Could anyone rescue anything from this car crash?

But before breaking the champagne, Serco shareholders should pause for breath. At Aggreko, Soames built a business; at Serco he has to turn one round. And creating value out of the current car crash will be a slow process. "The worst bit? Take your pick."

There's the Serious Fraud Office investigation into a prisoner tagging contract, the City police investigation into a prison vans contract, a temporary ban on bidding for UK government work, trouble in Australia Profits plunged 62% last year.
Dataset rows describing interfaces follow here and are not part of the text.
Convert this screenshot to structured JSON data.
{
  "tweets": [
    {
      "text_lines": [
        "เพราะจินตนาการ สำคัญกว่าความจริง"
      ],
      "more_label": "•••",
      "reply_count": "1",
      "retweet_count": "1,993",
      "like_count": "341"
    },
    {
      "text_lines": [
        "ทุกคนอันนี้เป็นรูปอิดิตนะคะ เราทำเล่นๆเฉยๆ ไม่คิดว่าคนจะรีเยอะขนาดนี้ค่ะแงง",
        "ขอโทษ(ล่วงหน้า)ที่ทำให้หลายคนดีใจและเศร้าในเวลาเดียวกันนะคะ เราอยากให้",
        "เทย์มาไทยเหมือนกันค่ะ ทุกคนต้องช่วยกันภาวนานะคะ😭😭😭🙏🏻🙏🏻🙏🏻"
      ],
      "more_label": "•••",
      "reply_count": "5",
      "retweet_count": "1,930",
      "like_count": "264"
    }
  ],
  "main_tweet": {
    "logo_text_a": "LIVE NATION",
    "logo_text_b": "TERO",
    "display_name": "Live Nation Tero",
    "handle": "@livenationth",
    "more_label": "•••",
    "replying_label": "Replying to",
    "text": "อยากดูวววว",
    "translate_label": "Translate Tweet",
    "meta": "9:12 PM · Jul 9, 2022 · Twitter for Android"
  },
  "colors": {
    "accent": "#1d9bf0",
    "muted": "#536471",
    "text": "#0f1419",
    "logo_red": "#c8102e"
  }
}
Soames reckons Serco is "on the right side of history", given the growing trend for outsourcing. But it's a mystery to me why he wants this job, says Nils Pratley in The Guardian. In fact, thereal question about Serco which runs prisons, hospitals and air traffic control towers worldwide is whether it's "too large and diverse for anyone to manage". Soames may have to wield the axe as well as clear out the Augean stables.

Dave Greenall at RBC Capital Markets reckons his biggest asset is his "political aura", says The Daily Telegraph. With around 15% of Serco's revenue base up for re-bid, investors will be wanting to see the fruits of his charm.

At Aggreko, Soames was such a keen honorary Scot that he commissioned a special tartan, says The Economist. But one hassle he can now forget is independence. The pro-Union campaign is going to miss him, says Alan Cochrane in The Daily Telegraph. Few others can swat away "the gnat bites of the Nats" at Holyrood with the panache of Soames.

It may be premature for Serco shareholders to be cracking the bubbly, but Alex Salmond might allow himself a quiet slurp.